Located directly underneath the show floor on Level 1 of the meeting space at Sands Expo, exhibitors and attendees can visit the first aid room for any medical issues ranging from low blood sugar to minor treatable injuries.
According to Sands Expo Event Management Director Melinda Buchanan, attendees at the venue are most likely to report to the first aid room for dehydration during a tradeshow. While traveling, exhibitors and attendees may not be able to maintain proper nutritious diets. Additionally, the dry climate and desert heat may only exacerbate the problem. To help combat dehydration, Sands Expo set up water stations all around the building.
Due to its sizeable 2.25 million square feet of combined event space, show producers at Sands Expo are obligated to bring their own contracted first-aid. At least one Nevada licensed medical professional must be dedicated to the event at all times, with Sands personnel available to help and assist in all situations.
While work crews maintain their own guidelines for safety procedures during set up and tear down, Sands Expo officials advise laborers to be aware of surroundings and to watch where they are walking. Forklift drivers are requested to wear seatbelts and to maintain reasonable driving speeds on the show floor.
Although well-trained to handle the fast pace at which shows must be moved in and out of the facility, the most common cause of injuries occurs when show floor workers fail to follow procedures, according to Sands Expo representatives.

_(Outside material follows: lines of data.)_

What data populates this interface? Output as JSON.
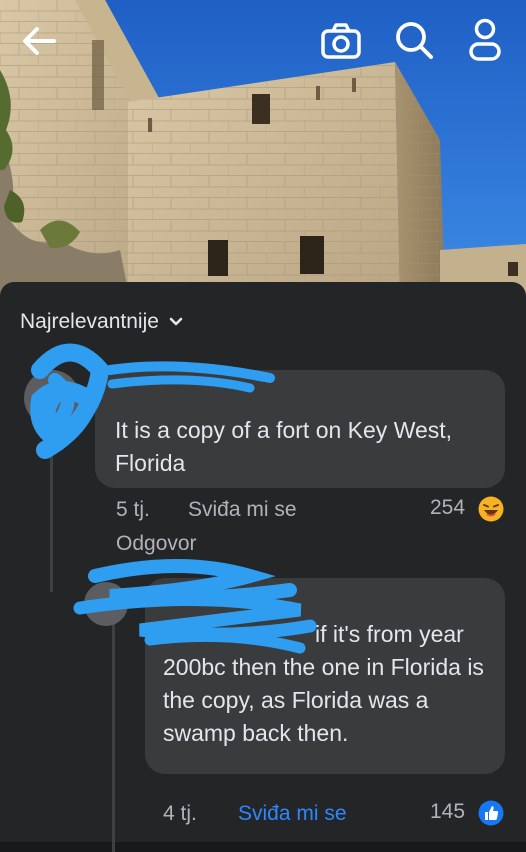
{
  "icons": {
    "back": "arrow-left-icon",
    "camera": "camera-icon",
    "search": "search-icon",
    "profile": "person-icon"
  },
  "sort": {
    "label": "Najrelevantnije",
    "icon": "chevron-down-icon"
  },
  "comments": [
    {
      "text": "It is a copy of a fort on Key West, Florida",
      "time": "5 tj.",
      "like_label": "Sviđa mi se",
      "reply_label": "Odgovor",
      "reaction_count": "254",
      "reaction": "haha-icon"
    },
    {
      "text_lead": "if it's from",
      "text_rest": "year 200bc then the one in Florida is the copy,  as Florida was a swamp back then.",
      "time": "4 tj.",
      "like_label": "Sviđa mi se",
      "reaction_count": "145",
      "reaction": "like-icon"
    }
  ],
  "colors": {
    "sheet": "#242526",
    "bubble": "#3a3b3c",
    "text": "#e4e6eb",
    "meta": "#b0b3b8",
    "accent": "#2d88ff",
    "scribble": "#2f9df0"
  }
}
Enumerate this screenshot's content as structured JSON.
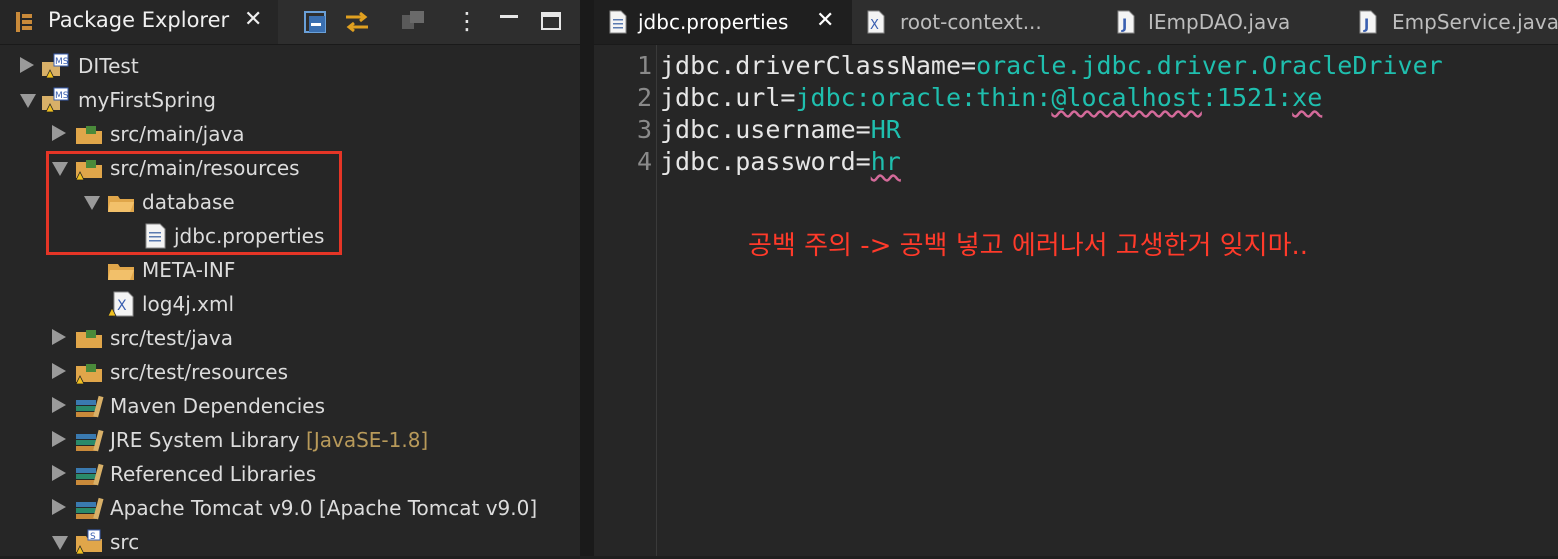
{
  "package_explorer": {
    "title": "Package Explorer",
    "tree": [
      {
        "label": "DITest",
        "expanded": false,
        "icon": "maven-spring-project-icon"
      },
      {
        "label": "myFirstSpring",
        "expanded": true,
        "icon": "maven-spring-project-icon"
      },
      {
        "label": "src/main/java",
        "expanded": false,
        "icon": "source-folder-icon"
      },
      {
        "label": "src/main/resources",
        "expanded": true,
        "icon": "source-folder-icon"
      },
      {
        "label": "database",
        "expanded": true,
        "icon": "folder-icon"
      },
      {
        "label": "jdbc.properties",
        "icon": "properties-file-icon"
      },
      {
        "label": "META-INF",
        "icon": "folder-icon"
      },
      {
        "label": "log4j.xml",
        "icon": "xml-file-icon"
      },
      {
        "label": "src/test/java",
        "expanded": false,
        "icon": "source-folder-icon"
      },
      {
        "label": "src/test/resources",
        "expanded": false,
        "icon": "source-folder-icon"
      },
      {
        "label": "Maven Dependencies",
        "expanded": false,
        "icon": "library-icon"
      },
      {
        "label": "JRE System Library",
        "decoration": "[JavaSE-1.8]",
        "expanded": false,
        "icon": "library-icon"
      },
      {
        "label": "Referenced Libraries",
        "expanded": false,
        "icon": "library-icon"
      },
      {
        "label": "Apache Tomcat v9.0 [Apache Tomcat v9.0]",
        "expanded": false,
        "icon": "library-icon"
      },
      {
        "label": "src",
        "expanded": true,
        "icon": "folder-icon"
      }
    ]
  },
  "editor_tabs": [
    {
      "label": "jdbc.properties",
      "active": true,
      "icon": "properties-file-icon"
    },
    {
      "label": "root-context...",
      "active": false,
      "icon": "xml-file-icon"
    },
    {
      "label": "IEmpDAO.java",
      "active": false,
      "icon": "java-file-icon"
    },
    {
      "label": "EmpService.java",
      "active": false,
      "icon": "java-file-icon"
    }
  ],
  "editor": {
    "lines": [
      {
        "num": "1",
        "key": "jdbc.driverClassName=",
        "value": "oracle.jdbc.driver.OracleDriver"
      },
      {
        "num": "2",
        "key": "jdbc.url=",
        "value_a": "jdbc:oracle:thin:",
        "value_b": "@localhost",
        "value_c": ":1521:",
        "value_d": "xe"
      },
      {
        "num": "3",
        "key": "jdbc.username=",
        "value": "HR"
      },
      {
        "num": "4",
        "key": "jdbc.password=",
        "value": "hr"
      }
    ],
    "annotation": "공백 주의 -> 공백 넣고 에러나서 고생한거 잊지마.."
  },
  "colors": {
    "annotation": "#ff3a2a",
    "highlight_box": "#e53526",
    "value": "#1fbfae"
  }
}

With multiple medical personnel on staff, Sands Expo is well-prepared to handle any medical emergency, guaranteeing the safety of exhibitors, attendees and show floor workers throughout a tradeshow.